TEXAS CITY, Texas — On a swath of grassland, tucked among belching refineries, a power plant and a busy highway, sits the last known breeding ground on Earth for one of North America's most endangered birds. There are fewer than 40 of the ungainly Attwater's prairie chickens left in the wild, half of them here at the Nature Conservancy's Texas City Prairie Preserve.
Yet when the Nature Conservancy, the world's wealthiest environmental organization, was given this 2,263-acre oil field by Mobil Oil Corp. in 1995 because of low production levels, the nonprofit organization did not shut off the petroleum spigots.
Instead, it drilled new natural gas wells, and kept cattle grazing too. The conservancy--the 10th largest charity of any kind in the United States--has reaped $5.2 million in royalties from the preserve so far.
Conservancy officials insisted that, under their careful management, neither gas lines nor cattle hoofs will harm the endangered bird. The conservancy called its prairie chicken preserve cum petroleum patch a "working" landscape, a harmonious mixture of commerce and conservation.
For The Record
Los Angeles Times Saturday August 24, 2002 Home Edition Main News Part A Page 2 National Desk 8 inches; 310 words Type of Material: Correction
Nature Conservancy--Tuesday's Column One about the Nature Conservancy incorrectly stated that royalties from petroleum, timber and farming made up the bulk of the $7.6-million budget of the group's Texas chapter in 2001. Those activities accounted for about a third of the chapter's $17-million budget last year.
Long noted for its low-key, apolitical philosophy of acquiring land from willing sellers or donors, the conservancy under a new boss is forging closer ties with industries that other environmentalists often think of as the enemy.
"Maybe it's time we all took a walk in the oilman's shoes," said Niki McDaniel, spokesman for the Texas Nature Conservancy. "We believe the opportunity we have in Texas City to raise significant sums of money for conservation is one we cannot pass up, provided we are convinced we can do this drilling without harming the prairie chickens and their habitat. And we are convinced."
Others disagreed, saying that, even if there has not been a pipeline blowout, for instance, it is impossible to eliminate all risk. They said that development, including oil and gas refineries, is what devastated the bird's habitat to begin with.
"Let me be generous," said Clait E. Braun, president of the Wildlife Society, and one of the nation's leading experts on prairie chickens and other grouse. "There are no data to indicate that the Attwater's prairie chicken can coexist with oil and gas drilling. All the evidence indicates clearly that what you get is a fragmentary population straggling toward extinction."
Nearly half of the 7 million acres that the conservancy said it is protecting in the United States is now being grazed, logged, farmed, drilled or put to work in some fashion. The money earned from such activities--about $7 million this year--is less than 1% of the group's $732 million in annual revenues.

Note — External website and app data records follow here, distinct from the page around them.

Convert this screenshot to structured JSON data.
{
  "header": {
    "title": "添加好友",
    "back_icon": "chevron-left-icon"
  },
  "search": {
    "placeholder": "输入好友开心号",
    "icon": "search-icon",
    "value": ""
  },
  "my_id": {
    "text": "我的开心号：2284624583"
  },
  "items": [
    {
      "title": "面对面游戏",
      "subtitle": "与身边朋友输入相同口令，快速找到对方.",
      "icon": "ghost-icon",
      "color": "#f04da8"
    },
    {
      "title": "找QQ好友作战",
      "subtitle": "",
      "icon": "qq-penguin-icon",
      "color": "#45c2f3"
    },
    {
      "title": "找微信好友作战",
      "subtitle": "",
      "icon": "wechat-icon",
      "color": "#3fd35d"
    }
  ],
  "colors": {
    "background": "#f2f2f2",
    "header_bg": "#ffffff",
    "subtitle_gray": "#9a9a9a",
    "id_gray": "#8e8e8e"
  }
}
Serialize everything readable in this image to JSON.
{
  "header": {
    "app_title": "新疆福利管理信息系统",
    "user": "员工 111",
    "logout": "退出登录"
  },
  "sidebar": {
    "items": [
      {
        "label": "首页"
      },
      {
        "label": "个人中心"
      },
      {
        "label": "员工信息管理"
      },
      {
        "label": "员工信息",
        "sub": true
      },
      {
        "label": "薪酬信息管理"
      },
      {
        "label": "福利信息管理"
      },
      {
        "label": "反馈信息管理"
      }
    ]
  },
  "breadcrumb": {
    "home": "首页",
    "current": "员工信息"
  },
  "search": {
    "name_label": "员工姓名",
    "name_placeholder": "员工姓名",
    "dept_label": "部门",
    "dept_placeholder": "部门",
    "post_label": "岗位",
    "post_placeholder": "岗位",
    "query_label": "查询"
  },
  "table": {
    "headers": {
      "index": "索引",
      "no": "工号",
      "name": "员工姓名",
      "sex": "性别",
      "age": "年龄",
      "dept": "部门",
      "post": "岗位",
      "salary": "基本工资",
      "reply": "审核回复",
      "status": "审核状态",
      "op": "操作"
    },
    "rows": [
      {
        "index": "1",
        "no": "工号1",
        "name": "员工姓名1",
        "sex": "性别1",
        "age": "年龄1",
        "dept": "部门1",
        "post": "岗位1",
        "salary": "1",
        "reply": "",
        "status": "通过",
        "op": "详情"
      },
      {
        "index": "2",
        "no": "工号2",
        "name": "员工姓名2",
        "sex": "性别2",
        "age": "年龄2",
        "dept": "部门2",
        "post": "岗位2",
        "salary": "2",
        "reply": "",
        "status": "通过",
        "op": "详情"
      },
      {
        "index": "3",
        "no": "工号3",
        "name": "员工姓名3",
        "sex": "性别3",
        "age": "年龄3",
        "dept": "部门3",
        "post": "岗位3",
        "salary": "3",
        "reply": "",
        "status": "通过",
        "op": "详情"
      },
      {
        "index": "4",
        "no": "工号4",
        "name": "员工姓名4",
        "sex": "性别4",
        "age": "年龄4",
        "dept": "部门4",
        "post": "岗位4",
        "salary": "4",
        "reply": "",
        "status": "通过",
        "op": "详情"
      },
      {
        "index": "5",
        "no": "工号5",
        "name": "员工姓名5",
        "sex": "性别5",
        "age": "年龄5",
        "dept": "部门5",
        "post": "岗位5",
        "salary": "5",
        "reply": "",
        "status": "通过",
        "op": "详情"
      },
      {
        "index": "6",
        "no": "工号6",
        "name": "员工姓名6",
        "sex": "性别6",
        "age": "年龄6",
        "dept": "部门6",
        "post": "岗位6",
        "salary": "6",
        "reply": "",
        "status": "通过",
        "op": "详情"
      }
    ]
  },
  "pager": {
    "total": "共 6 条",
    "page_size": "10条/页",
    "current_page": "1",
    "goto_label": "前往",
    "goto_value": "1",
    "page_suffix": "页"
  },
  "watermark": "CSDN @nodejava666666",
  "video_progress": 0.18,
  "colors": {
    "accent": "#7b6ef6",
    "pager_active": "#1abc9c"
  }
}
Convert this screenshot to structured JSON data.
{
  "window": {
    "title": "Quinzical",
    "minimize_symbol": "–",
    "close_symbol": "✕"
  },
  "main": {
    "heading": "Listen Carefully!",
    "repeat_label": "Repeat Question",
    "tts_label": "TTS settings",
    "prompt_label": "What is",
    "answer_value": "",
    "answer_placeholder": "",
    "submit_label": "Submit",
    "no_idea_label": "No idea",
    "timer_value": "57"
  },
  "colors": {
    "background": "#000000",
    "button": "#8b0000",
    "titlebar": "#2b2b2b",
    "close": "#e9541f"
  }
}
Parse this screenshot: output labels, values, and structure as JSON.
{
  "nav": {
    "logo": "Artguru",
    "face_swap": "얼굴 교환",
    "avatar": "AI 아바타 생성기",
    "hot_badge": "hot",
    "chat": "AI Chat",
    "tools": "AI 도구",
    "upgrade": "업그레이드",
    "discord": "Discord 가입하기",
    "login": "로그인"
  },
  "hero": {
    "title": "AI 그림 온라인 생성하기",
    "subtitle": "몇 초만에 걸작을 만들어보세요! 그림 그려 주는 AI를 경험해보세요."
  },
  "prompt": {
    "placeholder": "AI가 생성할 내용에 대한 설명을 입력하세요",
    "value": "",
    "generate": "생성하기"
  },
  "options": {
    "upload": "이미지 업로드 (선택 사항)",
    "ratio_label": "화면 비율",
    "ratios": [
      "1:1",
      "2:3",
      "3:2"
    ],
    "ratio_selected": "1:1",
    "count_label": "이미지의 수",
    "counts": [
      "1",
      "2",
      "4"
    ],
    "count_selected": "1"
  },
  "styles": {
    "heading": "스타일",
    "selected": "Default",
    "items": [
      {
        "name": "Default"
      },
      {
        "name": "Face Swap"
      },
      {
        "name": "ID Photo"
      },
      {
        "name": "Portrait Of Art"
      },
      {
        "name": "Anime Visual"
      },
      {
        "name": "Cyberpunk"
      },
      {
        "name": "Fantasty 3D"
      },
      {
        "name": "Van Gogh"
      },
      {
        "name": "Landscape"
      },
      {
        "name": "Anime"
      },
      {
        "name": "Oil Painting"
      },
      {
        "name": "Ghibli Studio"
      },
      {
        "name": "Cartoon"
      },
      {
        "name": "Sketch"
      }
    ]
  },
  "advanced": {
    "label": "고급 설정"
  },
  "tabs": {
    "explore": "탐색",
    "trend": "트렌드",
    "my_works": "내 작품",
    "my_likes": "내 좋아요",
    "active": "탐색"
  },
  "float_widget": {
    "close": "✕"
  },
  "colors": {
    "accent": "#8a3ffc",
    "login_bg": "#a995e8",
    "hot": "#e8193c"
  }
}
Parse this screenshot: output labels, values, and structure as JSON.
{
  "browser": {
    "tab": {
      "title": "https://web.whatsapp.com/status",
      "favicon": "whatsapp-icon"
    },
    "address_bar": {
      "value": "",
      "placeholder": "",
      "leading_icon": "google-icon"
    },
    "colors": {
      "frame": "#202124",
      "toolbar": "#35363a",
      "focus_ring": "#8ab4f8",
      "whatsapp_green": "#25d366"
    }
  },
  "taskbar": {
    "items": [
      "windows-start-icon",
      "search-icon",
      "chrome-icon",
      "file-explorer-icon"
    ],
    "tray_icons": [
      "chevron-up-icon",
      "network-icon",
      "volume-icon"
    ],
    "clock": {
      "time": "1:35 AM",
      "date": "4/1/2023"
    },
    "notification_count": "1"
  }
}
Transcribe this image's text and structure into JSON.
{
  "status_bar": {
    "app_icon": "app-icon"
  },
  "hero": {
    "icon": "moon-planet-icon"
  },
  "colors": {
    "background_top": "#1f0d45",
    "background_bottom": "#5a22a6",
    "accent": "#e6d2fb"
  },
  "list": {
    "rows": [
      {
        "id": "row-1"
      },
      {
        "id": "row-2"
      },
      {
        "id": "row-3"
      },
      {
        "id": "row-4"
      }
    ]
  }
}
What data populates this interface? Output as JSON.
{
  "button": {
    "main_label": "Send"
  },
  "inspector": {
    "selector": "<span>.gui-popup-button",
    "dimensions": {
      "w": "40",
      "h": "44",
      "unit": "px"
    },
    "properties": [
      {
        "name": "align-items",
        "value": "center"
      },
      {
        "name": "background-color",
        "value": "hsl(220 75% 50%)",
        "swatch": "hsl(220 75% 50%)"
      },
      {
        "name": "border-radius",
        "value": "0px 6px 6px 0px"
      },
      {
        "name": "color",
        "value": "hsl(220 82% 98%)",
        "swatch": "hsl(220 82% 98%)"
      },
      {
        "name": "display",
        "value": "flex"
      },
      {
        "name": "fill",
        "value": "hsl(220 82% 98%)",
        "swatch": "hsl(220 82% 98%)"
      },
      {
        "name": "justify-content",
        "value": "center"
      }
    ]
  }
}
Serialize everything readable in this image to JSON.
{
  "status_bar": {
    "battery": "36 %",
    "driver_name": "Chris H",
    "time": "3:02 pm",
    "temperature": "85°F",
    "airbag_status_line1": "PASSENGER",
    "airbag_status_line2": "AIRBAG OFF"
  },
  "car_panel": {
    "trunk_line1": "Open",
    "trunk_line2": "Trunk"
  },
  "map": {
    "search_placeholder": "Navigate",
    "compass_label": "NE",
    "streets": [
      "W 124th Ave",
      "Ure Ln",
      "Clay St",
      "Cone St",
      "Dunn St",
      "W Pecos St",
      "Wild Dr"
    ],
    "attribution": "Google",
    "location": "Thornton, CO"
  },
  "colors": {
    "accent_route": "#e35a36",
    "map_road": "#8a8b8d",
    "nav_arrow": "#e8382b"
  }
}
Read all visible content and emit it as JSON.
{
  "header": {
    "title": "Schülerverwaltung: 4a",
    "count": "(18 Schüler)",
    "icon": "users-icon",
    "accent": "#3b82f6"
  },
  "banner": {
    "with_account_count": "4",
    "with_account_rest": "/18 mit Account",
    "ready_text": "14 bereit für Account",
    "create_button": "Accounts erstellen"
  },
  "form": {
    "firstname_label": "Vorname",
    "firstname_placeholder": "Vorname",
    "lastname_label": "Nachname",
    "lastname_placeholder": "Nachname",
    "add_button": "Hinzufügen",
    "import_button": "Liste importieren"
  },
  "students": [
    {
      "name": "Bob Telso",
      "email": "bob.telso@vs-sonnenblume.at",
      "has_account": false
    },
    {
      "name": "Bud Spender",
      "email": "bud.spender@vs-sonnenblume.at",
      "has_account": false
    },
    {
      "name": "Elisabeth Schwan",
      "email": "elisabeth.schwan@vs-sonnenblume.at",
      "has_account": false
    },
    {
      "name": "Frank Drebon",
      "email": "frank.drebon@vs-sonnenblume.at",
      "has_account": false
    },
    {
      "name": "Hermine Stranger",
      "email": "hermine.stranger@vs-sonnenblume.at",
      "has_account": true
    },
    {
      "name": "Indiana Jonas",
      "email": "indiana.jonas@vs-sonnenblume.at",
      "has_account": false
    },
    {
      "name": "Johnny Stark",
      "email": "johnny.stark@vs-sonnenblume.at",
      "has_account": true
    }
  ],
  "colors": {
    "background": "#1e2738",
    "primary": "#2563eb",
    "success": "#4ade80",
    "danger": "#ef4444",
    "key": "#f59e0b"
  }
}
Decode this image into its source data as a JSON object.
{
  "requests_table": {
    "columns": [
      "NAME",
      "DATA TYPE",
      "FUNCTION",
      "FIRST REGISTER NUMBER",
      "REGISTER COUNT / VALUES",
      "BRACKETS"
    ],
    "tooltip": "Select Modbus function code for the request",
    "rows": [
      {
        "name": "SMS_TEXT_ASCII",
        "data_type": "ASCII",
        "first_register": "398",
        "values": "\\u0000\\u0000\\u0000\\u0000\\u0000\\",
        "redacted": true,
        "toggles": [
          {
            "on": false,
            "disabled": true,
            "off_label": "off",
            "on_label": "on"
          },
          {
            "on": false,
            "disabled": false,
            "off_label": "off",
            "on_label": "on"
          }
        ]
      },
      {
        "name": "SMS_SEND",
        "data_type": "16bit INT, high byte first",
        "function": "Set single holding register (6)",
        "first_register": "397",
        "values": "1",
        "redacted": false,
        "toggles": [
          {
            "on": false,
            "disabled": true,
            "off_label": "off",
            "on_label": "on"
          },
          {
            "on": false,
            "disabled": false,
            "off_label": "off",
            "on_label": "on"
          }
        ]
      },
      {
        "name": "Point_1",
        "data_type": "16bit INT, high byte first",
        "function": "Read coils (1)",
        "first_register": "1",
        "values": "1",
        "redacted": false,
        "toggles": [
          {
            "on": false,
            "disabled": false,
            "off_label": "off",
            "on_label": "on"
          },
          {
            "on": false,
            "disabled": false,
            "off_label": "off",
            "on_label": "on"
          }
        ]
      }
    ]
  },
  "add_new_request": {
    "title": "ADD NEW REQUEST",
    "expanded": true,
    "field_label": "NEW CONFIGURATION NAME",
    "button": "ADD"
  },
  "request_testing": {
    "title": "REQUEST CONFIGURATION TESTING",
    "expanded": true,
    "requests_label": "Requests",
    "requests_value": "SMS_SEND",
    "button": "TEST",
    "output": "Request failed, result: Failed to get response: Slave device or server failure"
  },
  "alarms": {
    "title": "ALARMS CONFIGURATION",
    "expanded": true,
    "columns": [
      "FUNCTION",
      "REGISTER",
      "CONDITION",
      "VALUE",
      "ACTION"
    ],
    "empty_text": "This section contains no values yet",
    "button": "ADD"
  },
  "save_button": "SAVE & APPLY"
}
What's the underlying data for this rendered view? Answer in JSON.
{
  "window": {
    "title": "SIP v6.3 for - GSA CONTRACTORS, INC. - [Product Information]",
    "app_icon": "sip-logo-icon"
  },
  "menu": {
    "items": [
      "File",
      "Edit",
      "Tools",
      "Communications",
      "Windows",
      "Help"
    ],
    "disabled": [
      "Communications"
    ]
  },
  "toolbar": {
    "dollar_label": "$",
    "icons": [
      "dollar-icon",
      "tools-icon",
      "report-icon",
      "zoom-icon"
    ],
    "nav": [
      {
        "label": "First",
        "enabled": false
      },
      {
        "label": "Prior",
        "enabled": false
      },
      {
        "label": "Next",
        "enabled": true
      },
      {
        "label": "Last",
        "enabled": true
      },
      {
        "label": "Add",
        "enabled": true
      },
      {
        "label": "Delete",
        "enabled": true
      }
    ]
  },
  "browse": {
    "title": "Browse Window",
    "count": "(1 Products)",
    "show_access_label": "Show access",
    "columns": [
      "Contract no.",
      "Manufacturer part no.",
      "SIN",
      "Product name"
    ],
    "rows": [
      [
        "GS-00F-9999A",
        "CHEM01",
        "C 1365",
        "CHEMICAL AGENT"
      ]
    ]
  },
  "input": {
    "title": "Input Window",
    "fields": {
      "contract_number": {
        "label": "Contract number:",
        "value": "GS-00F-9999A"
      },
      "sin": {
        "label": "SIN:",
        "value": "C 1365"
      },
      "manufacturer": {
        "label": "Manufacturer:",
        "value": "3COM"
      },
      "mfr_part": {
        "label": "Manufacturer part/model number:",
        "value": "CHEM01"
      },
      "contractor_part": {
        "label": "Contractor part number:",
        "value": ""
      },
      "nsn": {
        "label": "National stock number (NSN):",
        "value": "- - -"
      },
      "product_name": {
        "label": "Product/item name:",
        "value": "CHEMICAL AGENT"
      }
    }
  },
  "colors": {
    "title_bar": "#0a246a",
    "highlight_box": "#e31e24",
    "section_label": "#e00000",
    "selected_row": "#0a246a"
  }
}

The Nature Conservancy, which turned 50 last year, was founded by New York state residents who bought a small piece of land near the Hudson River to keep it from being developed. That "bucks for acres" concept caught on, spawning other national land trusts, open space initiatives and preservation efforts. The conservancy distinguished itself by focusing on acquiring biologically significant lands.
The organization has long prided itself on collaboration, rather than confrontation. That has paid off handsomely in corporate donations and government contracts, from the world's largest oil, paper, automobile and software companies and the U.S. military.
A list of donors to its recent $1-billion Campaign for Conservation is a who's who of American industry--in the $20 million or more category are General Motors and the David and Lucille Packard Foundation of Silicon Valley fame. In the $10-million to $20-million category are mega-developer Donald Bren and American Electric Power. Chevron Texaco Corp. pitched in $5 million to $10 million, and Centex Homes, Georgia Pacific timber and paper company, Arrow Last & Livestock Inc. and Public Service Co. of New Mexico each gave between $2.5 million and $5 million. The organization also has nearly 1 million individual members, who pitched in more than $200 million last year.
In the last several years, under the leadership of John Sawhill, the organization adopted new fund-raising and conservation tactics, from licensing its name to granola bar and coffee bean companies to doing research funded by General Motors on climate change. GM could win mitigation credits for greenhouse gas emissions it causes as a result of the research, according to a footnote in the conservancy's latest tax filings.
"Land acquisition will always be an important tool, but not necessarily the major tool" of the organization, said its national spokesman, Jordan Peavey.
A key in-house architect of the changes was Steve McCormick, 50, longtime head of the California Nature Conservancy, who became executive director of the entire organization last year, after Sawhill died.